Spot each line in the data below containing "Paint" and copy it.
━━━━━ Provided entries ━━━━━
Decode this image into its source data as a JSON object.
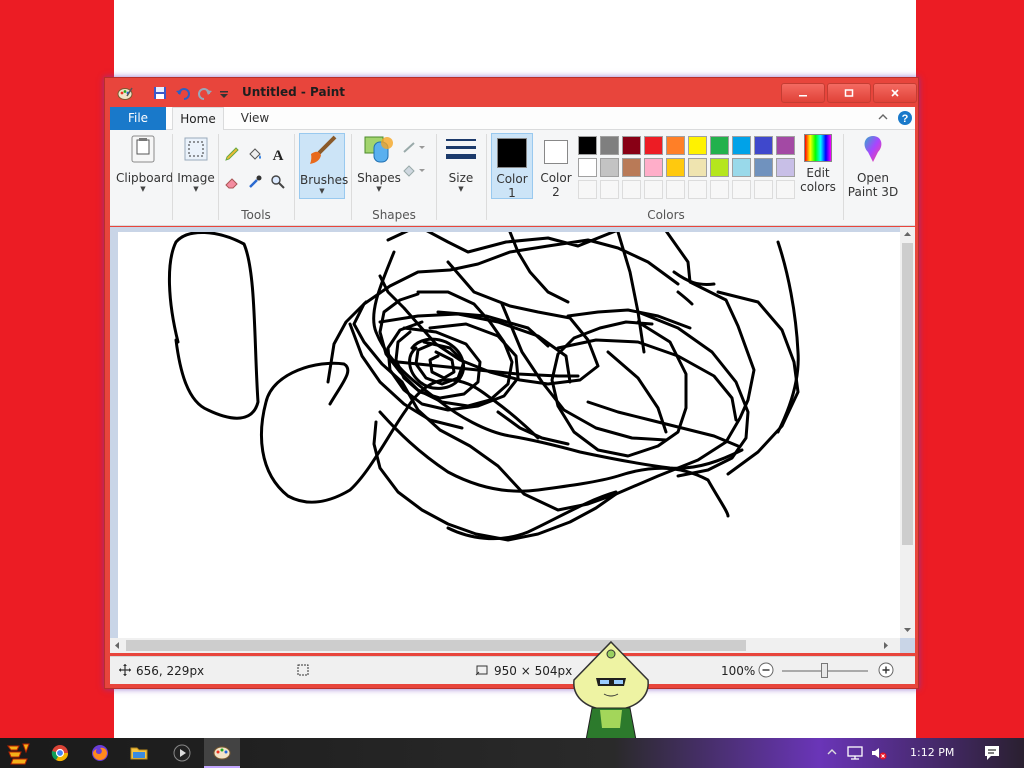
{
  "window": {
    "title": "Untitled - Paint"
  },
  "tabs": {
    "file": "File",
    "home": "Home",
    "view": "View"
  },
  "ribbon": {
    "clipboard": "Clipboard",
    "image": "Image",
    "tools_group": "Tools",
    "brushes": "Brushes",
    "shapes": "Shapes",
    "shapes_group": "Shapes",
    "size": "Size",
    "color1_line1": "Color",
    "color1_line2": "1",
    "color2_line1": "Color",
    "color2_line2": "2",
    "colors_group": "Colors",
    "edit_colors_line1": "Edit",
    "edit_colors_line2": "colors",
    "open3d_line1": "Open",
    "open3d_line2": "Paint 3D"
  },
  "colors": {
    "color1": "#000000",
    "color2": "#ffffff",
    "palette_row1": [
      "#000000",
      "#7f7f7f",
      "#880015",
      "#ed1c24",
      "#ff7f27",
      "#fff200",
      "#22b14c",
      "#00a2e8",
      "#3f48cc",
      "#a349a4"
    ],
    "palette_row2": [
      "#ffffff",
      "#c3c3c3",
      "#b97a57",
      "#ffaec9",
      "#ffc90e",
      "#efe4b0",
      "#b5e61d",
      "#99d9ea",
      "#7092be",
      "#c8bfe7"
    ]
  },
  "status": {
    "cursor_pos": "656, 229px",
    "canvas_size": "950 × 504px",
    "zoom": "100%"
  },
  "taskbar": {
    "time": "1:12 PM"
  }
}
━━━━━
● Exercise result:
    "title": "Untitled - Paint"
    "open3d_line2": "Paint 3D"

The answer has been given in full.